Task goal
Nothing but an exact reprint of the records is to be returned.

Stored data
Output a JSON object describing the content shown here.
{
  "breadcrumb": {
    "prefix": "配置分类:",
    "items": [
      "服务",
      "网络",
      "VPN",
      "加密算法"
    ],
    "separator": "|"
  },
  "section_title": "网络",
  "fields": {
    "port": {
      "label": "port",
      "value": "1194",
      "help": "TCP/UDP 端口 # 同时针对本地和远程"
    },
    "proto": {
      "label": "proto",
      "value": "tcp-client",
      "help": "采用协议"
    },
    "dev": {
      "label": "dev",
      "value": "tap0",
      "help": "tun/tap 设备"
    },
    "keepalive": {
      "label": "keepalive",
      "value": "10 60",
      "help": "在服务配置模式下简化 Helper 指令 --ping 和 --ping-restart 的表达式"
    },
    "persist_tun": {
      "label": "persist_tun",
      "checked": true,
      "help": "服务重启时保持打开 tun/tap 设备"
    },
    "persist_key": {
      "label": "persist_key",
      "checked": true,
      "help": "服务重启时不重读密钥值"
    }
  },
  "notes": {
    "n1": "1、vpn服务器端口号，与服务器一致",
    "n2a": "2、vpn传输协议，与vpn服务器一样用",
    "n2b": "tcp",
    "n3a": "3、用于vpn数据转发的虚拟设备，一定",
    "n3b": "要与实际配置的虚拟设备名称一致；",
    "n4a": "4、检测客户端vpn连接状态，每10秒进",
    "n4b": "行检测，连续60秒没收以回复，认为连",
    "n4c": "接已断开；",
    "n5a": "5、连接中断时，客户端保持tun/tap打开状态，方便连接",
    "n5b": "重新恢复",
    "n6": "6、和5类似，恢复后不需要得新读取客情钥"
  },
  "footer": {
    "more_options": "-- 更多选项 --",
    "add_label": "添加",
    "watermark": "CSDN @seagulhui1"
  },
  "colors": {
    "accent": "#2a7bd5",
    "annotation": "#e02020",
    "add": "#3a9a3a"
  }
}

Solution for this task
Output a JSON object describing the content shown here.
{
  "breadcrumb": {
    "prefix": "配置分类:",
    "items": [
      "服务",
      "网络",
      "VPN",
      "加密算法"
    ],
    "separator": "|"
  },
  "section_title": "网络",
  "fields": {
    "port": {
      "label": "port",
      "value": "1194",
      "help": "TCP/UDP 端口 # 同时针对本地和远程"
    },
    "proto": {
      "label": "proto",
      "value": "tcp-client",
      "help": "采用协议"
    },
    "dev": {
      "label": "dev",
      "value": "tap0",
      "help": "tun/tap 设备"
    },
    "keepalive": {
      "label": "keepalive",
      "value": "10 60",
      "help": "在服务配置模式下简化 Helper 指令 --ping 和 --ping-restart 的表达式"
    },
    "persist_tun": {
      "label": "persist_tun",
      "checked": true,
      "help": "服务重启时保持打开 tun/tap 设备"
    },
    "persist_key": {
      "label": "persist_key",
      "checked": true,
      "help": "服务重启时不重读密钥值"
    }
  },
  "notes": {
    "n1": "1、vpn服务器端口号，与服务器一致",
    "n2a": "2、vpn传输协议，与vpn服务器一样用",
    "n2b": "tcp",
    "n3a": "3、用于vpn数据转发的虚拟设备，一定",
    "n3b": "要与实际配置的虚拟设备名称一致；",
    "n4a": "4、检测客户端vpn连接状态，每10秒进",
    "n4b": "行检测，连续60秒没收以回复，认为连",
    "n4c": "接已断开；",
    "n5a": "5、连接中断时，客户端保持tun/tap打开状态，方便连接",
    "n5b": "重新恢复",
    "n6": "6、和5类似，恢复后不需要得新读取客情钥"
  },
  "footer": {
    "more_options": "-- 更多选项 --",
    "add_label": "添加",
    "watermark": "CSDN @seagulhui1"
  },
  "colors": {
    "accent": "#2a7bd5",
    "annotation": "#e02020",
    "add": "#3a9a3a"
  }
}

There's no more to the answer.